▸ PROBLEM TO WORK ON
From the entries that follow, extract each line holding the string "fully".

▸ DATA EXTRACT
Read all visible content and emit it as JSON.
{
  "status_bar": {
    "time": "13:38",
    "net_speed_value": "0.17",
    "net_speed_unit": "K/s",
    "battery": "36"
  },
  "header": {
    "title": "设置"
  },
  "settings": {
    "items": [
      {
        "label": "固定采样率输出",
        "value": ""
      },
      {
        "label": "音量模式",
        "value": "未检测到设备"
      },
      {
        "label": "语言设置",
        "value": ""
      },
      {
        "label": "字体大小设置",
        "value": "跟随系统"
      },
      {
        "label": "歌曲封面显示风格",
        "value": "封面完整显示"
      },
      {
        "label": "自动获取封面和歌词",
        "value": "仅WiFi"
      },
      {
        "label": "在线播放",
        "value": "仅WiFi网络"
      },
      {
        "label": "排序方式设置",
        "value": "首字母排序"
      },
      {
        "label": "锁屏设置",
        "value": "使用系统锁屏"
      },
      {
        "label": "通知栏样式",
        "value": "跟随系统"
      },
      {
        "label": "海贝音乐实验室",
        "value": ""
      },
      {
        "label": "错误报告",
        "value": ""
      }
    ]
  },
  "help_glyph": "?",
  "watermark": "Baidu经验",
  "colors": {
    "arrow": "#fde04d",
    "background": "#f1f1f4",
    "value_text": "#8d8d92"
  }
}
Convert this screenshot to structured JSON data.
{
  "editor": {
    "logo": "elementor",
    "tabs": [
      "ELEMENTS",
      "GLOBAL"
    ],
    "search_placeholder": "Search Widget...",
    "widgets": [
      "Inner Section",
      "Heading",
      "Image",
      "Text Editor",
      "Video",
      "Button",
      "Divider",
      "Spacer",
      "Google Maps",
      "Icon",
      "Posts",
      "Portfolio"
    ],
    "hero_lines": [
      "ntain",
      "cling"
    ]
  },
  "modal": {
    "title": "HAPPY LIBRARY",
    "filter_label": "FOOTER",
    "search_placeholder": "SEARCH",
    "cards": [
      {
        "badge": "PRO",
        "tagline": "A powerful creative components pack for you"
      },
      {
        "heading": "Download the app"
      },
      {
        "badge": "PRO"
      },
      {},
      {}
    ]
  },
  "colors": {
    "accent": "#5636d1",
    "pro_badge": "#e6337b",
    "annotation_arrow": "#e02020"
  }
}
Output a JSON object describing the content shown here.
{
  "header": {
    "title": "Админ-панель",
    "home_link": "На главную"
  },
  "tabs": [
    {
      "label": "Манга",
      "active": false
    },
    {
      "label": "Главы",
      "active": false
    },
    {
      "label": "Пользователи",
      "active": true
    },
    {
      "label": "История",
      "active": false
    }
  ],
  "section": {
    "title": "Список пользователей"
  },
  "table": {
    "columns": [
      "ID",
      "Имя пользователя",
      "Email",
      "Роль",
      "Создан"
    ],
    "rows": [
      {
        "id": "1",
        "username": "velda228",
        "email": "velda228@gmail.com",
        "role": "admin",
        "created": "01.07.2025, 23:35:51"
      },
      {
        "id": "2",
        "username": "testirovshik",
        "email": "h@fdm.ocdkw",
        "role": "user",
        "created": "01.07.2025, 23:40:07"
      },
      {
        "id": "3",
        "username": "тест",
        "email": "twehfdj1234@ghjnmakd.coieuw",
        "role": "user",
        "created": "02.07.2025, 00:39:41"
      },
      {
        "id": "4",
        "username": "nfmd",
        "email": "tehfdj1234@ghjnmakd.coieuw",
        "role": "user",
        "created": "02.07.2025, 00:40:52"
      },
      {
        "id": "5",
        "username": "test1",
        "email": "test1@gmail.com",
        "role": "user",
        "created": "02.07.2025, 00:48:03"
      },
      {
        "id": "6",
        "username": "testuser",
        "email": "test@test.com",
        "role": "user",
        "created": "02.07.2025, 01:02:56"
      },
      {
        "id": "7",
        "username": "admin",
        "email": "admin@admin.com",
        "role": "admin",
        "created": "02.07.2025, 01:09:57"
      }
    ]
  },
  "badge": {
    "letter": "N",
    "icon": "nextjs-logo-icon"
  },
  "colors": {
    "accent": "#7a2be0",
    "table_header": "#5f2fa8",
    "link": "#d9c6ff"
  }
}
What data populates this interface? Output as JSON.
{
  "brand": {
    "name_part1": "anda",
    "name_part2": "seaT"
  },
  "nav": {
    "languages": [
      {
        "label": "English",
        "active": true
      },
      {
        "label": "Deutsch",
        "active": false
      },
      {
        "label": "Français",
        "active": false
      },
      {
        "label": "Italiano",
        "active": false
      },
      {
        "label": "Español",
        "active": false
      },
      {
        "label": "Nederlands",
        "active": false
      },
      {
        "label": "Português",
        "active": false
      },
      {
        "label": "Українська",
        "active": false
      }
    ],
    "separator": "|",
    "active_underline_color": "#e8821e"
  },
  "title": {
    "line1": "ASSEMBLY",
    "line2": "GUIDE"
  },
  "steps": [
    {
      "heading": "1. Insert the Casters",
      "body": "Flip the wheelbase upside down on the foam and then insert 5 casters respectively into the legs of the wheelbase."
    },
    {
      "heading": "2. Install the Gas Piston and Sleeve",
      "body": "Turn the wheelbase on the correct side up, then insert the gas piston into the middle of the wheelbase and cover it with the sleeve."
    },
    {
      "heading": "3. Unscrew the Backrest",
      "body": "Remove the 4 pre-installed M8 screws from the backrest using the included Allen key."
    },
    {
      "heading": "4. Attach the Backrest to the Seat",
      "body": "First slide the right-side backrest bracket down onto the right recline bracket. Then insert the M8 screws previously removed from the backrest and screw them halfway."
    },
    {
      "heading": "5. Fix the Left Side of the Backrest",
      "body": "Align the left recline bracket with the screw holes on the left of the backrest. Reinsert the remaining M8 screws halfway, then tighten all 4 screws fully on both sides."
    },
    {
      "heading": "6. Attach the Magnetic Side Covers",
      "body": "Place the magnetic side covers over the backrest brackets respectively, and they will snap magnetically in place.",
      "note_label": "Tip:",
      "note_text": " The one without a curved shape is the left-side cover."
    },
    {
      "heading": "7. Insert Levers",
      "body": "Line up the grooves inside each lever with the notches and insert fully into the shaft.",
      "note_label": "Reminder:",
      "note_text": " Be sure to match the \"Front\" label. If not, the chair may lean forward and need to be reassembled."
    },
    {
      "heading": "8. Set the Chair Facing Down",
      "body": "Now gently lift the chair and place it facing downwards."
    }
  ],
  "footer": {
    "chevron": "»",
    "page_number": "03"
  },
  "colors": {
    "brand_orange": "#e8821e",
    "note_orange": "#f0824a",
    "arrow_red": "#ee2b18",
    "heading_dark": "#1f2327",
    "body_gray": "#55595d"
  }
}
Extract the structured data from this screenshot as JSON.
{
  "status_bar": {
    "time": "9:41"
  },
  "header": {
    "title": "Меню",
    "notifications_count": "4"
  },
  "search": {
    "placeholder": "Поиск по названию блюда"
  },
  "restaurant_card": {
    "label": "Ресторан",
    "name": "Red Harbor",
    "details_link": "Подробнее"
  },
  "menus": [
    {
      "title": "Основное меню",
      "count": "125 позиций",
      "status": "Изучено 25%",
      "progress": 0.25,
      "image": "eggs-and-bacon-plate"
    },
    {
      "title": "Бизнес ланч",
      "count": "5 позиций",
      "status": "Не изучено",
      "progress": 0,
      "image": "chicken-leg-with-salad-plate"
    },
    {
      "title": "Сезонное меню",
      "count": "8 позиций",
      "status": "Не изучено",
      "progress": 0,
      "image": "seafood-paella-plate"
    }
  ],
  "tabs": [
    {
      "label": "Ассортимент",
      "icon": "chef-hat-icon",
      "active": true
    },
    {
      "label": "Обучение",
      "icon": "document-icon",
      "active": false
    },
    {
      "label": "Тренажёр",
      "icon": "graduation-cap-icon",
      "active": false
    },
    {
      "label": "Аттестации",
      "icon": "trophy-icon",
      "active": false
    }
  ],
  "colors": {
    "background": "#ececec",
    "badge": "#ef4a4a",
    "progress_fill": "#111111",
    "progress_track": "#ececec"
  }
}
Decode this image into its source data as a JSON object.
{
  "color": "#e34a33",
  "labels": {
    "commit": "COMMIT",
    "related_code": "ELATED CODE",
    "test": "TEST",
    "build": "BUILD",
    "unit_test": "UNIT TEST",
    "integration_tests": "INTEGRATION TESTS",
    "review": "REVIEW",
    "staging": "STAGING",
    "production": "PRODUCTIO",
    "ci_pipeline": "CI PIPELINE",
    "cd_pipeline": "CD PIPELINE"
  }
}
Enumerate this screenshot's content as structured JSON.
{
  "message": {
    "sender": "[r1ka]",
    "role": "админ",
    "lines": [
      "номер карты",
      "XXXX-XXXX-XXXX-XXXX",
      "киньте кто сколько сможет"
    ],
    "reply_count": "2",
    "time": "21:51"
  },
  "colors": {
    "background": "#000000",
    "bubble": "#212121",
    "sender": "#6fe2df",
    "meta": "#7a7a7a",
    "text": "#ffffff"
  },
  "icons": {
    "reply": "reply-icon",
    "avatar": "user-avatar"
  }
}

▸ SOLVED EXERCISE
      "body": "Align the left recline bracket with the screw holes on the left of the backrest. Reinsert the remaining M8 screws halfway, then tighten all 4 screws fully on both sides."
      "body": "Line up the grooves inside each lever with the notches and insert fully into the shaft.",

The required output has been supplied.